(EXERCISE INPUTS begins)

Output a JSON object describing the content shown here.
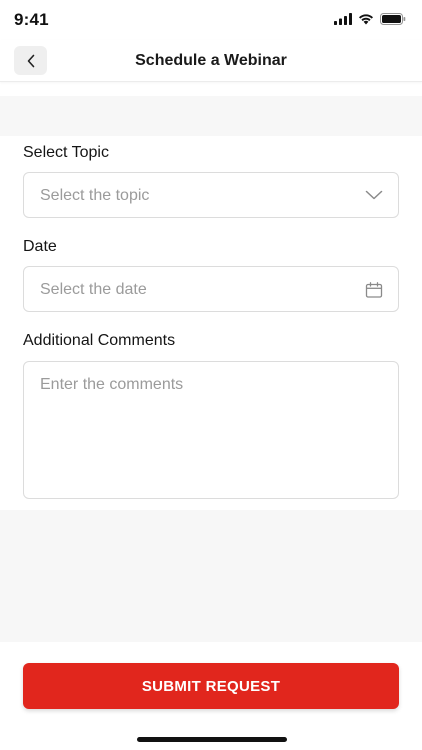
{
  "status_bar": {
    "time": "9:41",
    "icons": [
      "signal-icon",
      "wifi-icon",
      "battery-icon"
    ]
  },
  "header": {
    "title": "Schedule a Webinar",
    "back_icon": "chevron-left-icon"
  },
  "form": {
    "topic": {
      "label": "Select Topic",
      "placeholder": "Select the topic",
      "icon": "chevron-down-icon"
    },
    "date": {
      "label": "Date",
      "placeholder": "Select the date",
      "icon": "calendar-icon"
    },
    "comments": {
      "label": "Additional Comments",
      "placeholder": "Enter the comments"
    }
  },
  "submit": {
    "label": "SUBMIT REQUEST"
  },
  "colors": {
    "accent": "#e1261d",
    "placeholder": "#9b9b9b",
    "border": "#dcdcdc",
    "band": "#f7f7f7"
  }
}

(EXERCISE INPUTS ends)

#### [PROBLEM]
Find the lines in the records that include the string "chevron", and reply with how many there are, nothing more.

#### [ANSWER TO THE PROBLEM]
2